On Wednesday, despite a court order, the Nigerian Labor Congress, (NLC) mobilized citizens in a peaceful protest across the country in opposition to the recent removal of the fuel subsidy and other government policies.
The NLC and other smaller union groups as well as non-affiliated citizens took to the streets with their slogan “no work, no pay”. This was all despite the strike action being legally postponed through the Industrial Court of Law. In obedience with the court order, the Trade Union Congress (TUC) did pull their interests out of the original proposed strike action.

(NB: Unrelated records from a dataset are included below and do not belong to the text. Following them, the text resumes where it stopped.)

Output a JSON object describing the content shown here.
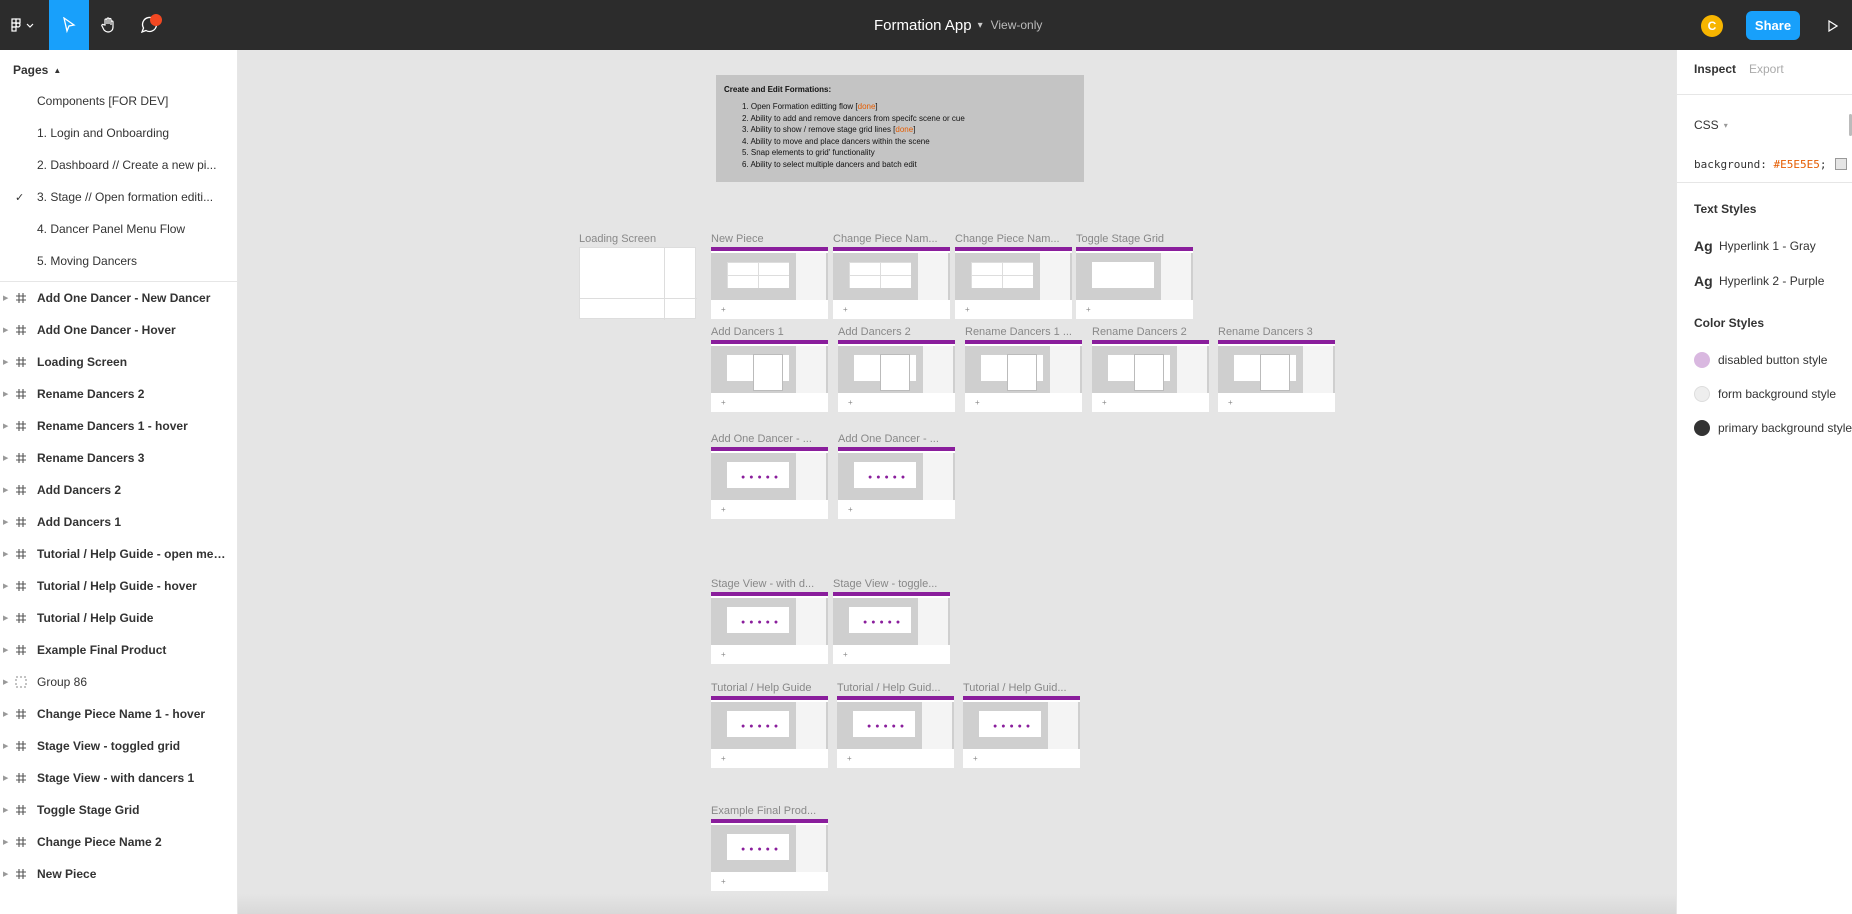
{
  "app": {
    "file_name": "Formation App",
    "view_mode": "View-only",
    "share_label": "Share",
    "avatar_initial": "C",
    "accent_color": "#18a0fb",
    "notification_color": "#f24822"
  },
  "pages": {
    "header": "Pages",
    "items": [
      {
        "label": "Components [FOR DEV]",
        "selected": false
      },
      {
        "label": "1. Login and Onboarding",
        "selected": false
      },
      {
        "label": "2. Dashboard // Create a new pi...",
        "selected": false
      },
      {
        "label": "3. Stage // Open formation editi...",
        "selected": true
      },
      {
        "label": "4. Dancer Panel Menu Flow",
        "selected": false
      },
      {
        "label": "5. Moving Dancers",
        "selected": false
      }
    ]
  },
  "layers": [
    {
      "label": "Add One Dancer - New Dancer",
      "icon": "frame-icon"
    },
    {
      "label": "Add One Dancer - Hover",
      "icon": "frame-icon"
    },
    {
      "label": "Loading Screen",
      "icon": "frame-icon"
    },
    {
      "label": "Rename Dancers 2",
      "icon": "frame-icon"
    },
    {
      "label": "Rename Dancers 1 - hover",
      "icon": "frame-icon"
    },
    {
      "label": "Rename Dancers 3",
      "icon": "frame-icon"
    },
    {
      "label": "Add Dancers 2",
      "icon": "frame-icon"
    },
    {
      "label": "Add Dancers 1",
      "icon": "frame-icon"
    },
    {
      "label": "Tutorial / Help Guide - open menu...",
      "icon": "frame-icon"
    },
    {
      "label": "Tutorial / Help Guide - hover",
      "icon": "frame-icon"
    },
    {
      "label": "Tutorial / Help Guide",
      "icon": "frame-icon"
    },
    {
      "label": "Example Final Product",
      "icon": "frame-icon"
    },
    {
      "label": "Group 86",
      "icon": "group-icon"
    },
    {
      "label": "Change Piece Name 1 - hover",
      "icon": "frame-icon"
    },
    {
      "label": "Stage View - toggled grid",
      "icon": "frame-icon"
    },
    {
      "label": "Stage View - with dancers 1",
      "icon": "frame-icon"
    },
    {
      "label": "Toggle Stage Grid",
      "icon": "frame-icon"
    },
    {
      "label": "Change Piece Name 2",
      "icon": "frame-icon"
    },
    {
      "label": "New Piece",
      "icon": "frame-icon"
    }
  ],
  "inspect": {
    "tabs": [
      "Inspect",
      "Export"
    ],
    "code_language": "CSS",
    "code_property": "background:",
    "code_value": "#E5E5E5",
    "code_end": ";",
    "text_styles_header": "Text Styles",
    "text_styles": [
      "Hyperlink 1 - Gray",
      "Hyperlink 2 - Purple"
    ],
    "color_styles_header": "Color Styles",
    "color_styles": [
      {
        "label": "disabled button style",
        "color": "#d9b8e0"
      },
      {
        "label": "form background style",
        "color": "#eeeeee"
      },
      {
        "label": "primary background style",
        "color": "#333333"
      }
    ]
  },
  "canvas": {
    "background": "#E5E5E5",
    "note": {
      "title": "Create and Edit Formations:",
      "items": [
        {
          "text": "1. Open Formation editting flow [",
          "done": "done",
          "end": "]"
        },
        {
          "text": "2. Ability to add and remove dancers from specifc scene or cue",
          "done": "",
          "end": ""
        },
        {
          "text": "3. Ability to show / remove stage grid lines [",
          "done": "done",
          "end": "]"
        },
        {
          "text": "4. Ability to move and place dancers within the scene",
          "done": "",
          "end": ""
        },
        {
          "text": "5. Snap elements to grid' functionality",
          "done": "",
          "end": ""
        },
        {
          "text": "6. Ability to select multiple dancers and batch edit",
          "done": "",
          "end": ""
        }
      ]
    },
    "frames": [
      {
        "label": "Loading Screen",
        "variant": "loading"
      },
      {
        "label": "New Piece",
        "variant": "grid"
      },
      {
        "label": "Change Piece Nam...",
        "variant": "grid"
      },
      {
        "label": "Change Piece Nam...",
        "variant": "grid"
      },
      {
        "label": "Toggle Stage Grid",
        "variant": "plain"
      },
      {
        "label": "Add Dancers 1",
        "variant": "modal"
      },
      {
        "label": "Add Dancers 2",
        "variant": "modal"
      },
      {
        "label": "Rename Dancers 1 ...",
        "variant": "modal"
      },
      {
        "label": "Rename Dancers 2",
        "variant": "modal"
      },
      {
        "label": "Rename Dancers 3",
        "variant": "modal"
      },
      {
        "label": "Add One Dancer - ...",
        "variant": "dancers"
      },
      {
        "label": "Add One Dancer - ...",
        "variant": "dancers"
      },
      {
        "label": "Stage View - with d...",
        "variant": "dancers"
      },
      {
        "label": "Stage View - toggle...",
        "variant": "dancers"
      },
      {
        "label": "Tutorial / Help Guide",
        "variant": "dancers"
      },
      {
        "label": "Tutorial / Help Guid...",
        "variant": "dancers"
      },
      {
        "label": "Tutorial / Help Guid...",
        "variant": "dancers"
      },
      {
        "label": "Example Final Prod...",
        "variant": "dancers"
      }
    ]
  }
}
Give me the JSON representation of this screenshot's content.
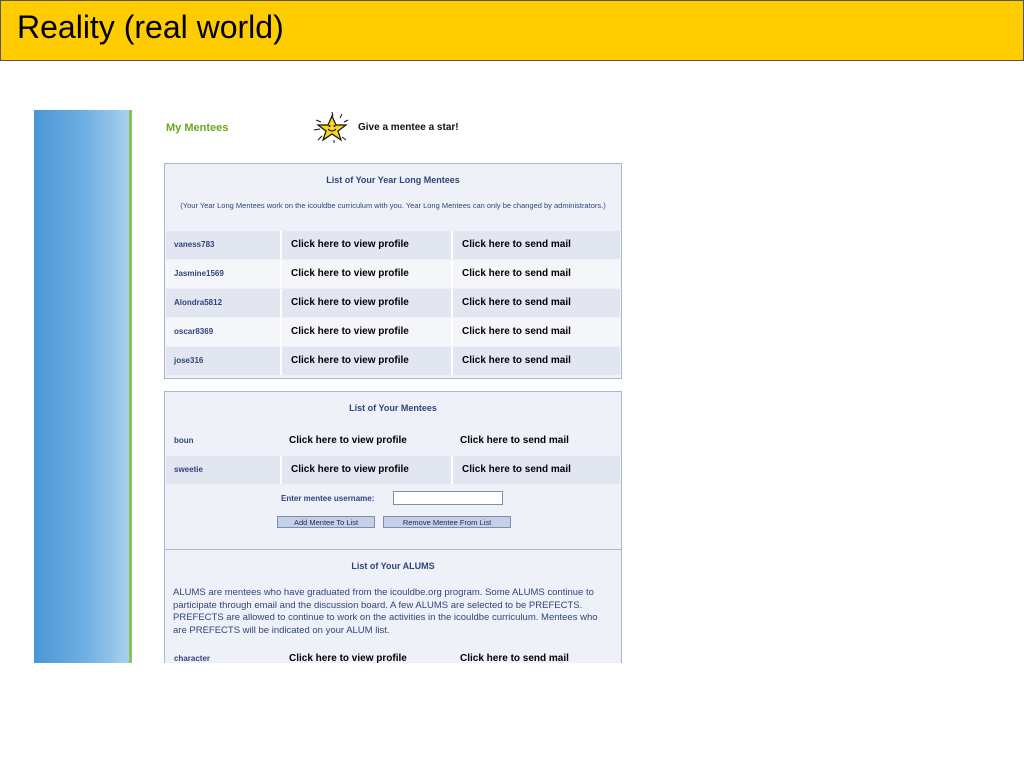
{
  "slide": {
    "title": "Reality (real world)"
  },
  "header": {
    "section_title": "My Mentees",
    "star_text": "Give a mentee a star!"
  },
  "year_long": {
    "title": "List of Your Year Long Mentees",
    "note": "(Your Year Long Mentees work on the icouldbe curriculum with you. Year Long Mentees can only be changed by administrators.)",
    "rows": [
      {
        "name": "vaness783",
        "profile": "Click here to view profile",
        "mail": "Click here to send mail"
      },
      {
        "name": "Jasmine1569",
        "profile": "Click here to view profile",
        "mail": "Click here to send mail"
      },
      {
        "name": "Alondra5812",
        "profile": "Click here to view profile",
        "mail": "Click here to send mail"
      },
      {
        "name": "oscar8369",
        "profile": "Click here to view profile",
        "mail": "Click here to send mail"
      },
      {
        "name": "jose316",
        "profile": "Click here to view profile",
        "mail": "Click here to send mail"
      }
    ]
  },
  "mentees": {
    "title": "List of Your Mentees",
    "rows": [
      {
        "name": "boun",
        "profile": "Click here to view profile",
        "mail": "Click here to send mail"
      },
      {
        "name": "sweetie",
        "profile": "Click here to view profile",
        "mail": "Click here to send mail"
      }
    ],
    "enter_label": "Enter mentee username:",
    "username_value": "",
    "add_button": "Add Mentee To List",
    "remove_button": "Remove Mentee From List"
  },
  "alums": {
    "title": "List of Your ALUMS",
    "description": "ALUMS are mentees who have graduated from the icouldbe.org program. Some ALUMS continue to participate through email and the discussion board. A few ALUMS are selected to be PREFECTS. PREFECTS are allowed to continue to work on the activities in the icouldbe curriculum. Mentees who are PREFECTS will be indicated on your ALUM list.",
    "rows": [
      {
        "name": "character",
        "profile": "Click here to view profile",
        "mail": "Click here to send mail"
      }
    ]
  },
  "colors": {
    "title_bg": "#ffcc00",
    "link_blue": "#33447a",
    "accent_green": "#6aa622",
    "panel_bg": "#eef1f8"
  },
  "icons": {
    "star": "star-icon"
  }
}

Businesses were reluctantly open for Wednesday morning in most cities in the country. The protest against the hiked price of PMS was surprisingly peaceful, contrary to the forceful strike action we are used to experiencing in Nigeria. But we are all waiting on what will happen next, university students, civil servants, and other employees in varying sectors had and continue to have a difficult time getting to their respective places of duty as of the time of this report because of the fuel hike coupled with the fuel scarcity.
I went out with the hopes of speaking with some people involved in peaceful protests in Lagos, Nigeria, and one unidentified protester told me that “Nigeria is indirectly practicing autocracy instead of democracy, presently”, he continued “the Industrial Court of Law who ordered the revision of the hiked electricity tariffs in the interest of the masses in the month of February this year, is the same body that also ordered the masses not protest.”
The protester also emphasized that several court orders pertaining to the release of the detained founder of Radio Biafra Nnamdi Kanu and some other accused people were dishonored by the government without any question or concern from the public or humanitarian organizations.
I might add that the Nigerian military, according to the humanitarian organization Amnesty International has refused to answer questions related to “prisoners” being illegally held in government barracks in Giwa. At least five minors are suspected to have died in those barracks.
The NLC protestor now concluded by saying “we are at the stage where only the government is right in all circumstances regardless of the masses’ opinions”.